Wednesday, 6 June 2012

The Fourth Estate and the Merchants of Death

Progress here at 'War for Slow Readers' can best be described as 'incremental', a word that tends to be used instead of its plain English equivalent - 'slow' - by obfuscators.

Reading a book on the role of the SIS and the SAS in the Falklands conflict last week led me to a gem of a story that was reported in 'Der Speigel' in the mid 80s about an arms deal in which the South African secret service, BOSS, finessed a transaction through the son-in law of the Bulgarian President to supply UNITA with weapons and ammunition. An aircraft formerly owned by the New Zealand national airline was procured and modified to carry freight so the gear could be shipped via airstrips in SW Africa (as it was) and Zaire to  Angola.

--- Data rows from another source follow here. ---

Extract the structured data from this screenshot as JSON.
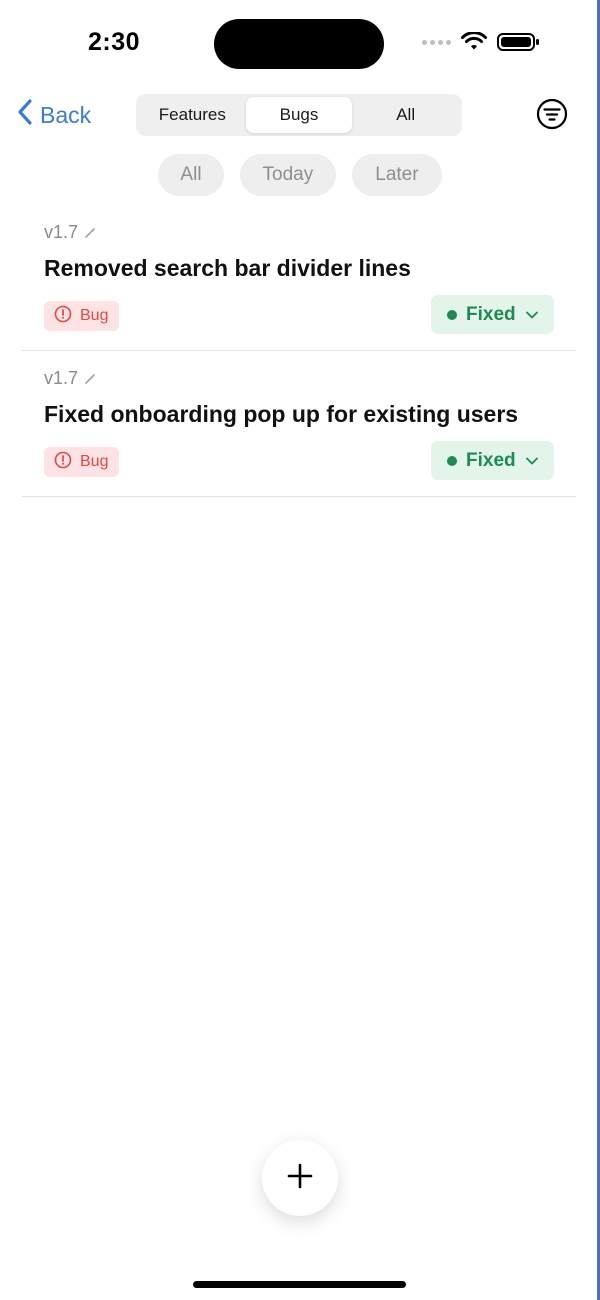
{
  "status_bar": {
    "time": "2:30"
  },
  "nav": {
    "back_label": "Back"
  },
  "segments": [
    {
      "label": "Features",
      "active": false
    },
    {
      "label": "Bugs",
      "active": true
    },
    {
      "label": "All",
      "active": false
    }
  ],
  "chips": [
    "All",
    "Today",
    "Later"
  ],
  "items": [
    {
      "version": "v1.7",
      "title": "Removed search bar divider lines",
      "tag": "Bug",
      "status": "Fixed"
    },
    {
      "version": "v1.7",
      "title": "Fixed onboarding pop up for existing users",
      "tag": "Bug",
      "status": "Fixed"
    }
  ],
  "icons": {
    "back": "chevron-left-icon",
    "filter": "filter-icon",
    "add": "plus-icon",
    "tag": "alert-circle-icon",
    "edit": "pencil-icon",
    "dropdown": "chevron-down-icon"
  },
  "colors": {
    "accent": "#3a7bd5",
    "bug_bg": "#fde3e3",
    "bug_fg": "#e04848",
    "fixed_bg": "#e3f4ea",
    "fixed_fg": "#1f8a52"
  }
}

Of course, the Soviet bloc supplied hardware was destined to be used against Cuban soldiers...

So, here's the Merchant of Death and his henchmen.

I have a nice blue Mercedes saloon and an olive green ex-SADF Unimog for him to transport himself and his merchandise in. Now I just have to dream up some suitable scenarios. UNITA hasn't featured much in our alternative timeline yet but I suspect they may do soon - a spot of internecine fighting between the FNLA and UNITA in Task Force Orange's area of operations as the SADF extract themselves from Angola (for now...)?

The other aspect of the war I'd like to explore is the role of the media. I've just ordered 'Another Day of Life' by Polish journalist  Ryszard Kapuscinski which is apparently the definitive eye witness account of the collapse of Portuguese rule. So, perhaps it's time for the Fourth Estate to make their presence felt alongside the mercenaries, gun runners, whores, internationalists, aid workers, nuns and priests, freedom fighters, commissars and chancers in the war zone?

The other thought I've had stems from the review that was posted on a fellow blogger's website that commented on how 'focused' this blog is on the War in Angola. Of course, our 1975 alternative timeline is not restricted to Angola, but it's dead right to say that's where the tabletop action is. I have found myself developing storylines further afield though, and it's probably only a matter of time before this becomes an alternative timeline of the late seventies and the eighties, and not just in our chosen West African country. The British mercenaries that fought at Caxito could find employment in late seventies Britain, or that SAS raid on Soviet Bear aircraft operating out of Luanda during the Falklands War could trigger a much wider conflict...

What do you think?


  1. John
    What's the Falklands book you mention at the start of the post?

  2. Nigel West: The Secret War for the Falklands: The SAS, Mi6, and the War Whitehall Nearly Lost

    A thoroughly good read and a rich source of idea for 'War for Slow Readers'. Very interesting accounts on planned raids on the Argentine mainland air bases by the SAS and the 'Exocet denial proramme' run by SIS.